And then Olivia sang “I Honestly Love You”, the Peter Allen/Jeff Barry masterpiece. Whenever I hear it I think of the story she told me, and which John Farrar also told me, of their recording it in a rickety little studio in London with the control room suspended from the ceiling, and what an incredible sound they got out of that session. And I had never heard it sung live by Olivia until this show, and “remarkable” doesn’t even begin to cover it. That she sings it as beautifully now, perhaps more so, than she did in 1974, is just a fact.
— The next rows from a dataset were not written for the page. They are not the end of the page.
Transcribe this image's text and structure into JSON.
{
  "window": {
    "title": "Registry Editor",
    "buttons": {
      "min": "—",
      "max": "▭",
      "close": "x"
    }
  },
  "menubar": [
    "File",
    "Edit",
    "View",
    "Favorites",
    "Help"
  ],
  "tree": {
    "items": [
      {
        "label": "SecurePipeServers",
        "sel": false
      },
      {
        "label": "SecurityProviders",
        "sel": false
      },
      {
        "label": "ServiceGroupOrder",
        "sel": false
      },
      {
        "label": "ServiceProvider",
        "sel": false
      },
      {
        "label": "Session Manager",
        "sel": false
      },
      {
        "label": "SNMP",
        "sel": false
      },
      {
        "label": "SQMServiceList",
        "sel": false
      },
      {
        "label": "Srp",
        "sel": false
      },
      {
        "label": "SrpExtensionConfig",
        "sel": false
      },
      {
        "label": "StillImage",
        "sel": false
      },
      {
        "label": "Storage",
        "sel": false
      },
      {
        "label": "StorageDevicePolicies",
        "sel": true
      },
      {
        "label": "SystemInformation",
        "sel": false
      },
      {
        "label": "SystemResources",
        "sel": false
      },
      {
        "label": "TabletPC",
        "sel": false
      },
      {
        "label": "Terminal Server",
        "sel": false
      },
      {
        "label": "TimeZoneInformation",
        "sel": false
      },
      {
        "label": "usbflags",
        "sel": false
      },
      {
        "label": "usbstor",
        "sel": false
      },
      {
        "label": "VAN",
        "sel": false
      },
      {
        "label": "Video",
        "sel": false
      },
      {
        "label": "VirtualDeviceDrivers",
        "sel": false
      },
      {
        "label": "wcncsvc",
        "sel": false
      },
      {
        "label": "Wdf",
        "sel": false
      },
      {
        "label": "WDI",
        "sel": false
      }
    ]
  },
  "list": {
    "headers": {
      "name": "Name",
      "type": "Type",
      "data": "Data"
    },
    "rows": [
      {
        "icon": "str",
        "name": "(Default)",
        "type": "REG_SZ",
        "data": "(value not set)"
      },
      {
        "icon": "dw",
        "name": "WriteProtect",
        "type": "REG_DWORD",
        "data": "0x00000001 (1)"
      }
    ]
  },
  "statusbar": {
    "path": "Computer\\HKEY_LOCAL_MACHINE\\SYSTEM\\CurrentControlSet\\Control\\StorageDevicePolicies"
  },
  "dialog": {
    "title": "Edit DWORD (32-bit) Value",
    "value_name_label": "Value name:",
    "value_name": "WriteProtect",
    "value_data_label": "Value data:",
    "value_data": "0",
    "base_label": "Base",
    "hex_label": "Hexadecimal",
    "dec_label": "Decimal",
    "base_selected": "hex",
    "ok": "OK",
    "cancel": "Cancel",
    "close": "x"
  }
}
That her life of great highs – triumphs and adulation – has been matched with profound lows – her own breast cancer fight, deaths in her family, divorce and other heartbreak – adds to the depth of sincerity in her face and in her voice, that sweet lovely Livvy voice we have spent most of our lives knowing. For a short time back in 1994 I got to know Olivia and it was special, memorable, delightful. I took my dog to her house and she fed her slices of apple. How can you not love a superstar who feeds apple to your dog? All of this and much more was there in my head and my heart as I watched her sing “I Honestly Love You” so beautifully 43 years after she recorded it.
They sang happy songs, too, like Beth’s “This Kiss” (written with Annie Roboff and Robin Lerner, recorded and made famous by Faith Hill, and which paid for Beth’s son’s college education, she told us), and, interestingly, Pharrell Williams’ “Happy”, which could have been cheesy but was purely exultant. They stood on stage for 90 minutes in basic black with only a guitarist and pianist accompanying them, music stands in front of them, unfussy, unpretentious, gracious and loving. I think the Saban Theatre, although small, was too cavernous for this intimate kind of show. It was so intimate I was left wanting. Wanting to have gone up to them and hugged them each for putting their hearts on their sleeves and being so very lovely. Wanting them to come over and sing their songs for me in my living room. And knowing they’re not likely to do that, wanting to go home and listen to their Liv On album. Which is exactly what a concert tour in support of an album should do. And a week later, I’m still thinking about it, which is what a good concert should also do.
These are the interviews I did with Beth and Olivia some time ago, with links on each page to full transcripts: